Thune, Sinema Introduce Bill to Prevent Regulation of Livestock Emissions
Source: Senator Thune
via Carrie Stadheim, Tri-State Livestock News, April 29, 2021
WASHINGTON — U.S. Sens. John Thune (R-S.D.) and Kyrsten Sinema (D-Ariz.) today introduced legislation to prohibit the Environmental Protection Agency (EPA) from issuing permits related to livestock emissions. The Livestock Regulatory Protection Act would amend the Clean Air Act to prohibit the EPA from issuing permits for any carbon dioxide, nitrogen oxide, water vapor, or methane emissions resulting from biological processes associated with livestock production.
“Livestock producers are working to improve efficiency and reduce emissions from their operations,” said Thune. “They should not be subject to onerous regulations and costly permit fees for their animals’ emissions, which could ultimately lead to higher food costs for consumers. I’m grateful for Senator Sinema’s partnership on the Livestock Regulatory Protection Act, which would provide producers long-term certainty on this issue.”
“Cutting unnecessary regulations frees Arizona cattlemen from costly permit fees and keeps prices affordable for Arizona families,” said Sinema.
“SDCA thanks Senators Thune and Sinema for working to prevent the EPA from requiring unnecessary air quality permits for livestock producers,” said Eric Jennings, president of South Dakota Cattlemen’s Association. “America’s beef producers, like consumers and regulators, are focused on continuous improvement in environmental conservation and sustainability. Creating burdensome permitting requirements that aren’t firmly backed by sound science aren’t an effective solution to improving the environment, incentivizing good environmental management is.”

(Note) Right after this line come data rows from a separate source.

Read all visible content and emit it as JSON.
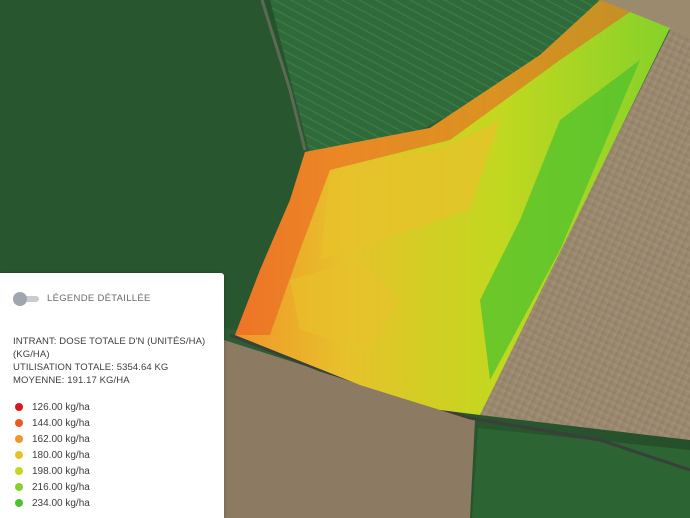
{
  "legend": {
    "toggle_label": "LÉGENDE DÉTAILLÉE",
    "intrant_line1": "INTRANT: DOSE TOTALE D'N (UNITÉS/HA)",
    "intrant_line2": "(KG/HA)",
    "total_usage": "UTILISATION TOTALE: 5354.64 KG",
    "average": "MOYENNE: 191.17 KG/HA",
    "classes": [
      {
        "label": "126.00 kg/ha",
        "color": "#d7191c"
      },
      {
        "label": "144.00 kg/ha",
        "color": "#ec5a23"
      },
      {
        "label": "162.00 kg/ha",
        "color": "#f0962a"
      },
      {
        "label": "180.00 kg/ha",
        "color": "#e7c12b"
      },
      {
        "label": "198.00 kg/ha",
        "color": "#c3d81f"
      },
      {
        "label": "216.00 kg/ha",
        "color": "#86d12a"
      },
      {
        "label": "234.00 kg/ha",
        "color": "#4fc12e"
      }
    ]
  }
}
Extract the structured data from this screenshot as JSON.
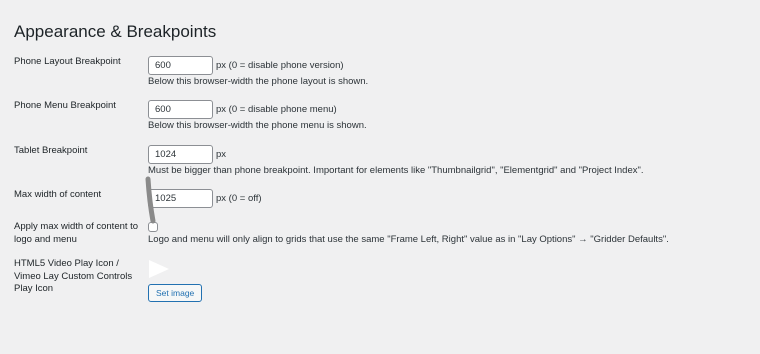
{
  "section": {
    "title": "Appearance & Breakpoints"
  },
  "rows": [
    {
      "label": "Phone Layout Breakpoint",
      "value": "600",
      "unit": "px (0 = disable phone version)",
      "description": "Below this browser-width the phone layout is shown."
    },
    {
      "label": "Phone Menu Breakpoint",
      "value": "600",
      "unit": "px (0 = disable phone menu)",
      "description": "Below this browser-width the phone menu is shown."
    },
    {
      "label": "Tablet Breakpoint",
      "value": "1024",
      "unit": "px",
      "description": "Must be bigger than phone breakpoint. Important for elements like \"Thumbnailgrid\", \"Elementgrid\" and \"Project Index\"."
    },
    {
      "label": "Max width of content",
      "value": "1025",
      "unit": "px (0 = off)"
    }
  ],
  "max_width_logo_menu": {
    "label": "Apply max width of content to logo and menu",
    "checked": false,
    "description": "Logo and menu will only align to grids that use the same \"Frame Left, Right\" value as in \"Lay Options\" → \"Gridder Defaults\"."
  },
  "play_icon": {
    "label": "HTML5 Video Play Icon / Vimeo Lay Custom Controls Play Icon",
    "button_label": "Set image"
  },
  "colors": {
    "background": "#f0f0f1",
    "text": "#1d2327",
    "input_border": "#8c8f94",
    "button_accent": "#2271b1",
    "play_icon_fill": "#ffffff",
    "cursor_stroke": "#8a8a8a"
  }
}
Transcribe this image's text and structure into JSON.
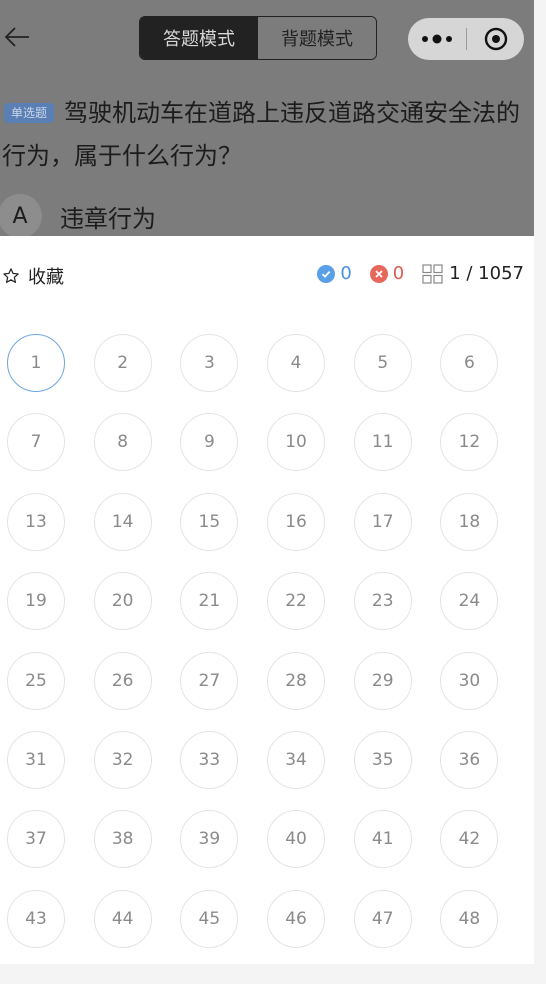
{
  "header": {
    "back_icon": "arrow-left-icon",
    "mode_tabs": [
      {
        "label": "答题模式",
        "active": true
      },
      {
        "label": "背题模式",
        "active": false
      }
    ],
    "capsule": {
      "more_icon": "more-dots-icon",
      "close_icon": "target-circle-icon"
    }
  },
  "question": {
    "type_badge": "单选题",
    "text": "驾驶机动车在道路上违反道路交通安全法的行为，属于什么行为？",
    "option": {
      "letter": "A",
      "text": "违章行为"
    }
  },
  "sheet": {
    "favorite_label": "收藏",
    "correct_count": "0",
    "wrong_count": "0",
    "progress": "1 / 1057",
    "current_number": 1,
    "numbers": [
      "1",
      "2",
      "3",
      "4",
      "5",
      "6",
      "7",
      "8",
      "9",
      "10",
      "11",
      "12",
      "13",
      "14",
      "15",
      "16",
      "17",
      "18",
      "19",
      "20",
      "21",
      "22",
      "23",
      "24",
      "25",
      "26",
      "27",
      "28",
      "29",
      "30",
      "31",
      "32",
      "33",
      "34",
      "35",
      "36",
      "37",
      "38",
      "39",
      "40",
      "41",
      "42",
      "43",
      "44",
      "45",
      "46",
      "47",
      "48"
    ]
  },
  "colors": {
    "overlay": "#7c7c7c",
    "accent_blue": "#5aa0e6",
    "accent_red": "#e6675c"
  }
}
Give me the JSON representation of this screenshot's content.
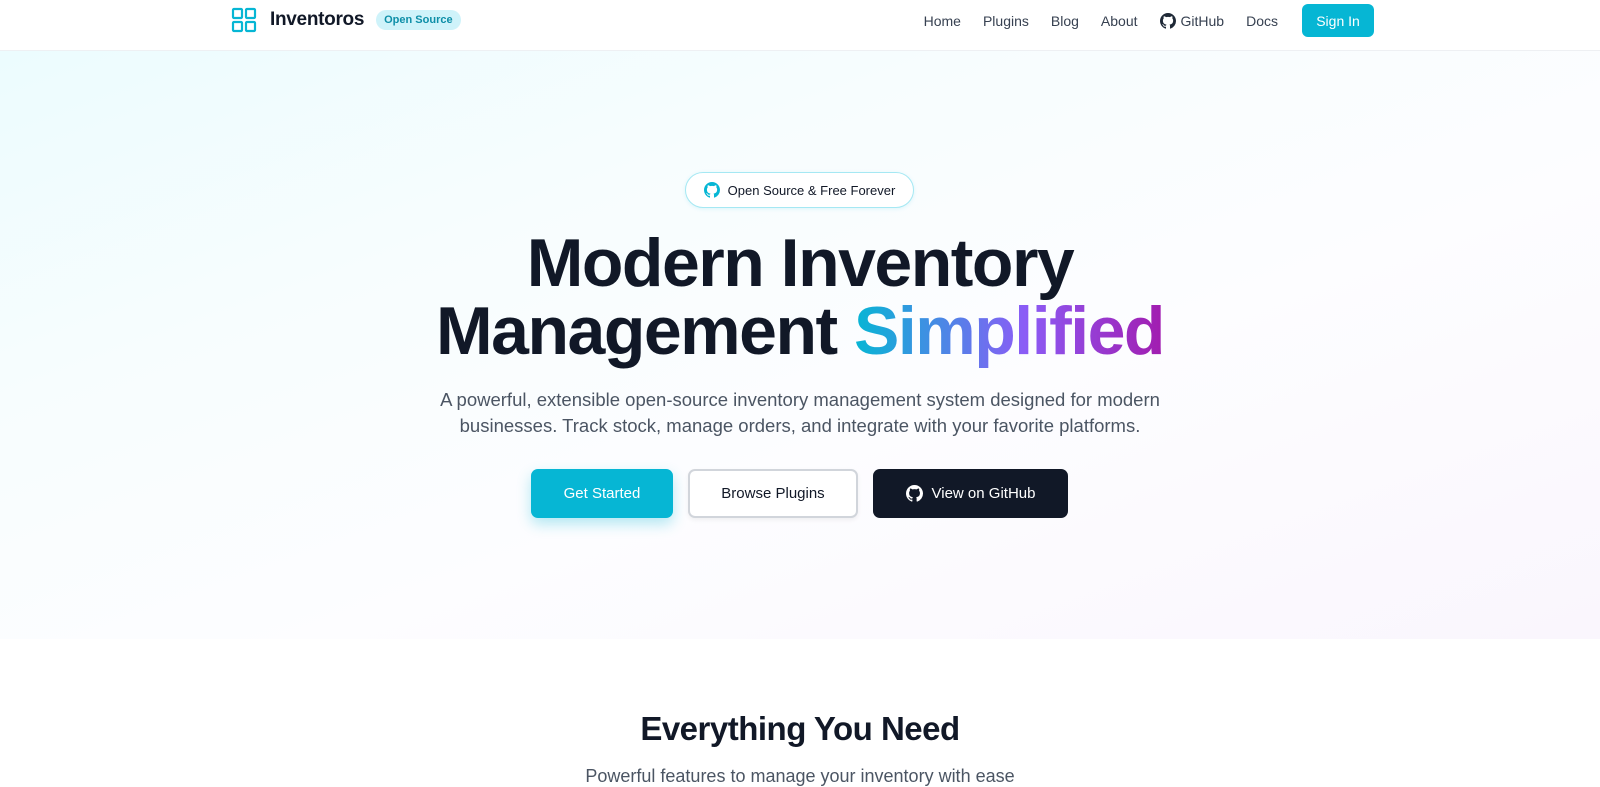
{
  "header": {
    "brand_name": "Inventoros",
    "badge": "Open Source",
    "logo_icon": "grid-icon",
    "nav": {
      "home": "Home",
      "plugins": "Plugins",
      "blog": "Blog",
      "about": "About",
      "github": "GitHub",
      "docs": "Docs"
    },
    "sign_in": "Sign In"
  },
  "hero": {
    "pill_text": "Open Source & Free Forever",
    "title_line1": "Modern Inventory",
    "title_line2_plain": "Management",
    "title_line2_highlight": "Simplified",
    "subtitle_line1": "A powerful, extensible open-source inventory management system designed for modern",
    "subtitle_line2": "businesses. Track stock, manage orders, and integrate with your favorite platforms.",
    "buttons": {
      "get_started": "Get Started",
      "browse_plugins": "Browse Plugins",
      "view_github": "View on GitHub"
    }
  },
  "features": {
    "title": "Everything You Need",
    "subtitle": "Powerful features to manage your inventory with ease"
  },
  "colors": {
    "accent": "#06b6d4",
    "dark": "#111827",
    "gradient_end": "#a21caf"
  }
}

Thune previously introduced this bill in 2009 with Senate Majority Leader Chuck Schumer (D-N.Y.), and this restriction has been included in annual appropriations legislation since then...